We’ve used a relatively easy example for this blog post, but the concurve package is also able to calculate consonance functions for multiple regressions, logistic regressions, ANOVAs, and meta-analyses (that have been produced by the metafor package).
Here we present another quick example with a meta-analysis of simulated data.
First, we generate random data for two groups in two hypothetical studies
GroupAData<-runif(20, min=0, max=100) GroupAMean<-round(mean(GroupAData), digits=2) GroupASD<-round(sd(GroupAData), digits=2) GroupBData<-runif(20, min=0, max=100) GroupBMean<-round(mean(GroupBData), digits=2) GroupBSD<-round(sd(GroupBData), digits=2) GroupCData<-runif(20, min=0, max=100) GroupCMean<-round(mean(GroupCData), digits=2) GroupCSD<-round(sd(GroupCData), digits=2) GroupDData<-runif(20, min=0, max=100) GroupDMean<-round(mean(GroupDData), digits=2) GroupDSD<-round(sd(GroupDData), digits=2)
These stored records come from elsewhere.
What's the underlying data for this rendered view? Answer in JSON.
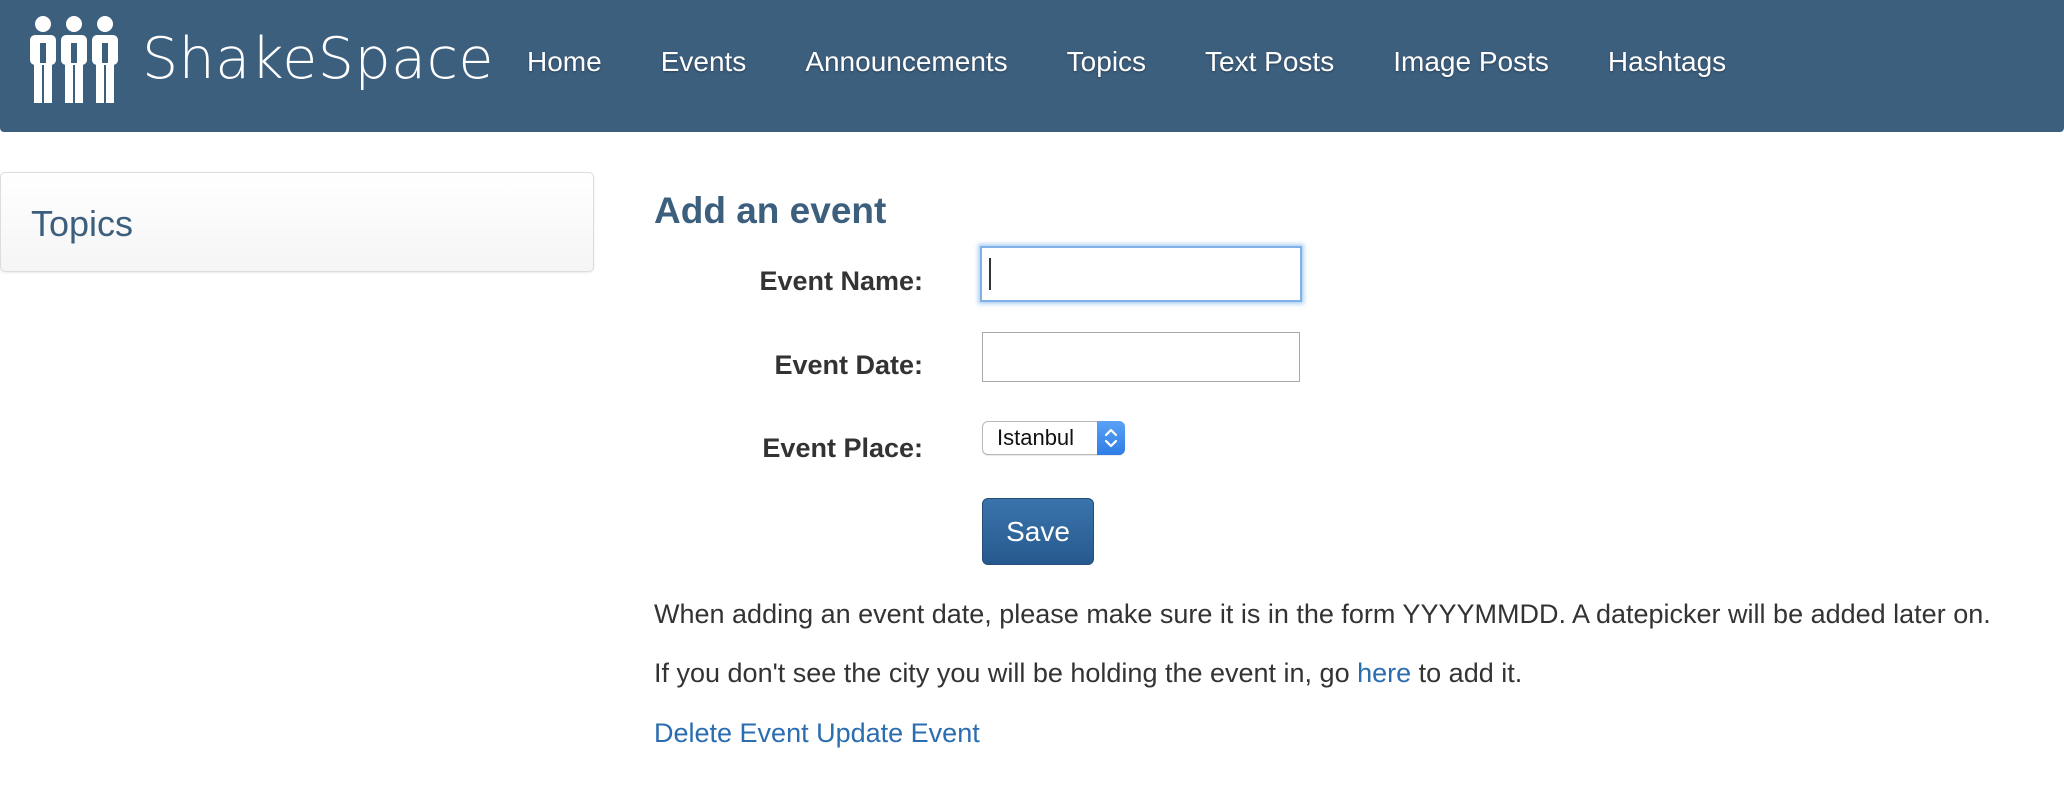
{
  "navbar": {
    "brand_name": "ShakeSpace",
    "brand_icon": "people-group-icon",
    "links": [
      "Home",
      "Events",
      "Announcements",
      "Topics",
      "Text Posts",
      "Image Posts",
      "Hashtags"
    ],
    "background_color": "#3d5f7e"
  },
  "sidebar": {
    "title": "Topics"
  },
  "form": {
    "title": "Add an event",
    "event_name_label": "Event Name:",
    "event_name_value": "",
    "event_date_label": "Event Date:",
    "event_date_value": "",
    "event_place_label": "Event Place:",
    "event_place_selected": "Istanbul",
    "save_label": "Save"
  },
  "help": {
    "date_note": "When adding an event date, please make sure it is in the form YYYYMMDD. A datepicker will be added later on.",
    "city_note_before": "If you don't see the city you will be holding the event in, go ",
    "city_note_link": "here",
    "city_note_after": " to add it.",
    "delete_link": "Delete Event",
    "update_link": "Update Event"
  },
  "colors": {
    "accent": "#3d5f7e",
    "link": "#2a6db0",
    "button": "#2e6699"
  }
}
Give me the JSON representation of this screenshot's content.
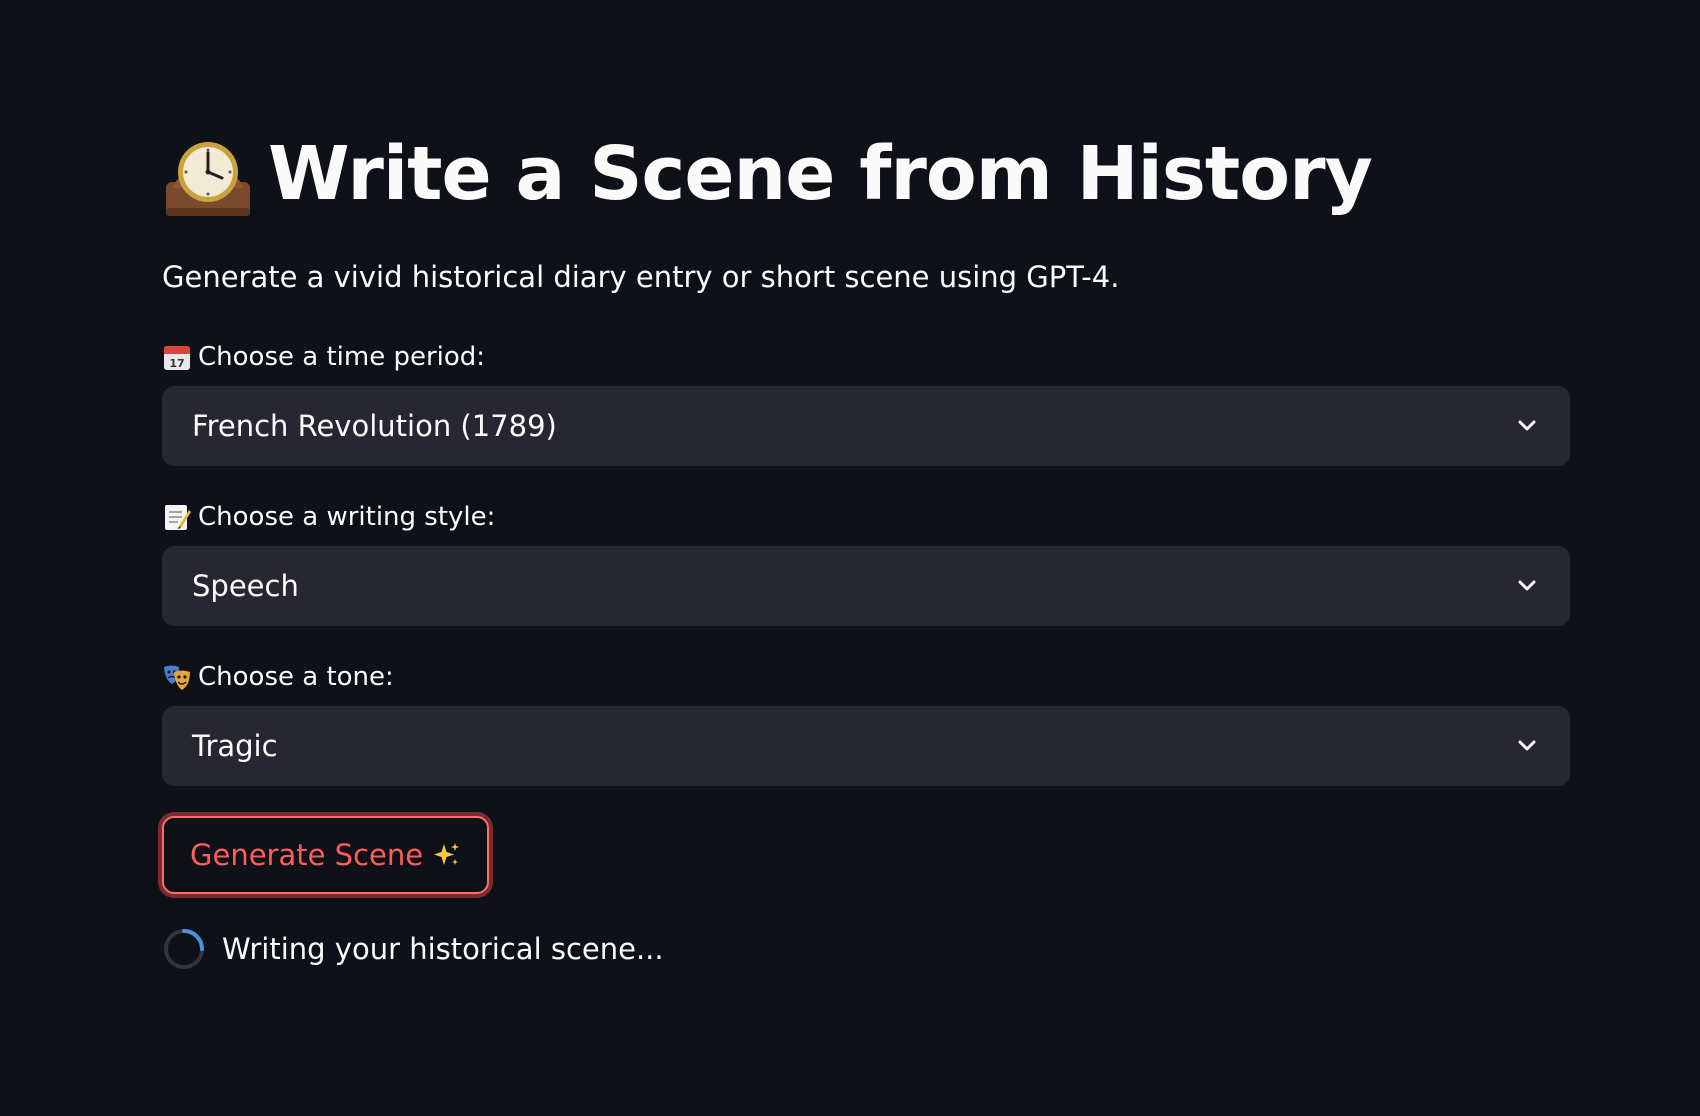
{
  "header": {
    "title": "Write a Scene from History",
    "title_icon": "mantelpiece-clock-icon",
    "subtitle": "Generate a vivid historical diary entry or short scene using GPT-4."
  },
  "form": {
    "time_period": {
      "label": "Choose a time period:",
      "icon": "calendar-icon",
      "selected": "French Revolution (1789)"
    },
    "writing_style": {
      "label": "Choose a writing style:",
      "icon": "memo-icon",
      "selected": "Speech"
    },
    "tone": {
      "label": "Choose a tone:",
      "icon": "theater-masks-icon",
      "selected": "Tragic"
    },
    "generate_button": {
      "label": "Generate Scene",
      "icon": "sparkles-icon"
    }
  },
  "status": {
    "text": "Writing your historical scene...",
    "icon": "spinner-icon"
  },
  "colors": {
    "background": "#0e1117",
    "select_background": "#262730",
    "text": "#fafafa",
    "accent": "#ff4b4b",
    "spinner": "#4a90e2"
  }
}
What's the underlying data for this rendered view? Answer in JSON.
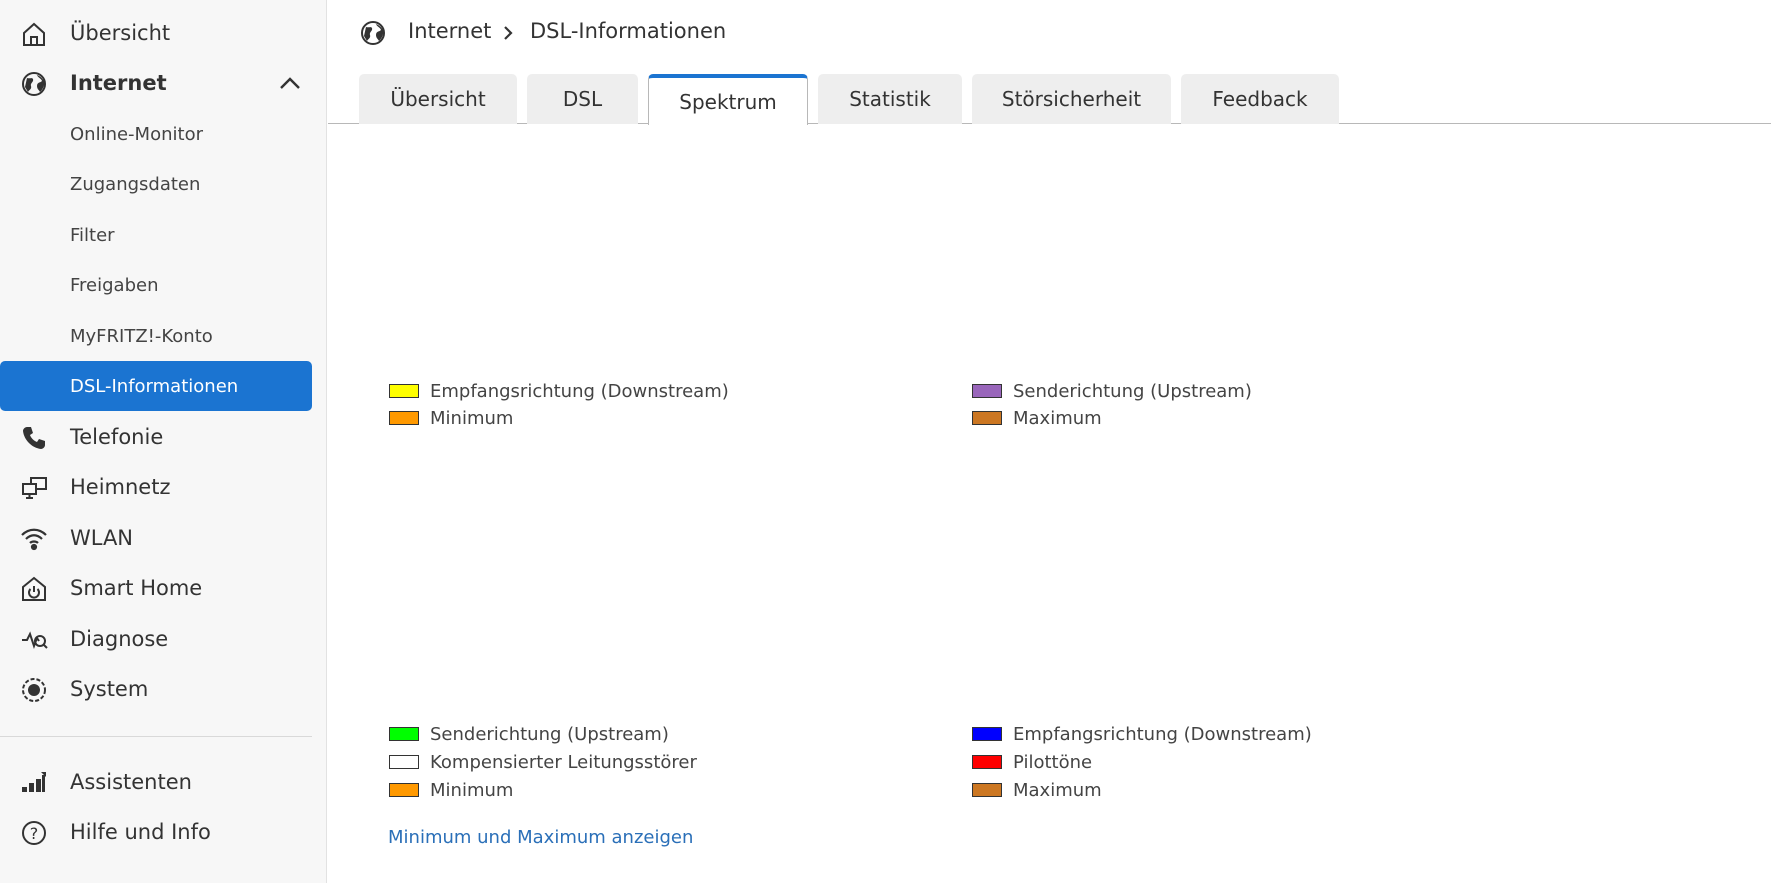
{
  "sidebar": {
    "items": [
      {
        "label": "Übersicht",
        "icon": "home-icon",
        "type": "main"
      },
      {
        "label": "Internet",
        "icon": "globe-icon",
        "type": "main",
        "expanded": true
      },
      {
        "label": "Online-Monitor",
        "type": "sub"
      },
      {
        "label": "Zugangsdaten",
        "type": "sub"
      },
      {
        "label": "Filter",
        "type": "sub"
      },
      {
        "label": "Freigaben",
        "type": "sub"
      },
      {
        "label": "MyFRITZ!-Konto",
        "type": "sub"
      },
      {
        "label": "DSL-Informationen",
        "type": "sub",
        "active": true
      },
      {
        "label": "Telefonie",
        "icon": "phone-icon",
        "type": "main"
      },
      {
        "label": "Heimnetz",
        "icon": "network-icon",
        "type": "main"
      },
      {
        "label": "WLAN",
        "icon": "wifi-icon",
        "type": "main"
      },
      {
        "label": "Smart Home",
        "icon": "smart-home-icon",
        "type": "main"
      },
      {
        "label": "Diagnose",
        "icon": "diagnose-icon",
        "type": "main"
      },
      {
        "label": "System",
        "icon": "system-icon",
        "type": "main"
      }
    ],
    "bottom_items": [
      {
        "label": "Assistenten",
        "icon": "assistant-icon"
      },
      {
        "label": "Hilfe und Info",
        "icon": "help-icon"
      }
    ],
    "active_color": "#1b74d1"
  },
  "breadcrumb": {
    "level1": "Internet",
    "level2": "DSL-Informationen"
  },
  "tabs": [
    {
      "label": "Übersicht"
    },
    {
      "label": "DSL"
    },
    {
      "label": "Spektrum",
      "active": true
    },
    {
      "label": "Statistik"
    },
    {
      "label": "Störsicherheit"
    },
    {
      "label": "Feedback"
    }
  ],
  "legend_top": [
    {
      "label": "Empfangsrichtung (Downstream)",
      "color": "#ffff00"
    },
    {
      "label": "Minimum",
      "color": "#ff9900"
    },
    {
      "label": "Senderichtung (Upstream)",
      "color": "#9966bb"
    },
    {
      "label": "Maximum",
      "color": "#cc7722"
    }
  ],
  "legend_bottom": [
    {
      "label": "Senderichtung (Upstream)",
      "color": "#00ff00"
    },
    {
      "label": "Kompensierter Leitungsstörer",
      "color": "#ffffff"
    },
    {
      "label": "Minimum",
      "color": "#ff9900"
    },
    {
      "label": "Empfangsrichtung (Downstream)",
      "color": "#0000ff"
    },
    {
      "label": "Pilottöne",
      "color": "#ff0000"
    },
    {
      "label": "Maximum",
      "color": "#cc7722"
    }
  ],
  "toggle_link": "Minimum und Maximum anzeigen"
}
We can then quickly combine the data in a dataframe.
StudyName<-c("Study1", "Study2") MeanTreatment<-c(GroupAMean, GroupCMean) MeanControl<-c(GroupBMean, GroupDMean) SDTreatment<-c(GroupASD, GroupCSD) SDControl<-c(GroupBSD, GroupDSD) NTreatment<-c(20,20) NControl<-c(20,20) metadf<-data.frame(StudyName, MeanTreatment, MeanControl, SDTreatment, SDControl, NTreatment, NControl)
Then, we’ll use metafor to calculate the standardized mean difference.
Next, we’ll pool the data using a
fixed-effects common-effects model
Let’s look at our output.
Fixed-Effects Model (k = 2) Test for Heterogeneity: Q(df = 1) = 0.00, p-val = 0.96 Model Results: estimate se zval pval ci.lb ci.ub -0.14 0.22 -0.62 0.53 -0.58 0.30 --- Signif. codes: 0 ‘***’ 0.001 ‘**’ 0.01 ‘*’ 0.05 ‘.’ 0.1 ‘ ’ 1
Take a look at the pooled summary effect and its interval. Keep it in mind as we move onto constructing a consonance function.
We can now take the object produced by the meta-analysis and calculate a P-value and S-value function with it to see the full spectrum of effect sizes compatible with the test model at every level. We’ll use the metainterval function to do this.
Now that we have our dataframe with every computed interval, we can plot the functions.
And our S-value function
Compare the span of these functions and the information they provide to the consonance interval provided by the forest plot. We are now no longer limited to interpreting an arbitrarily chosen interval by mindless analytic decisions often built into statistical packages by default.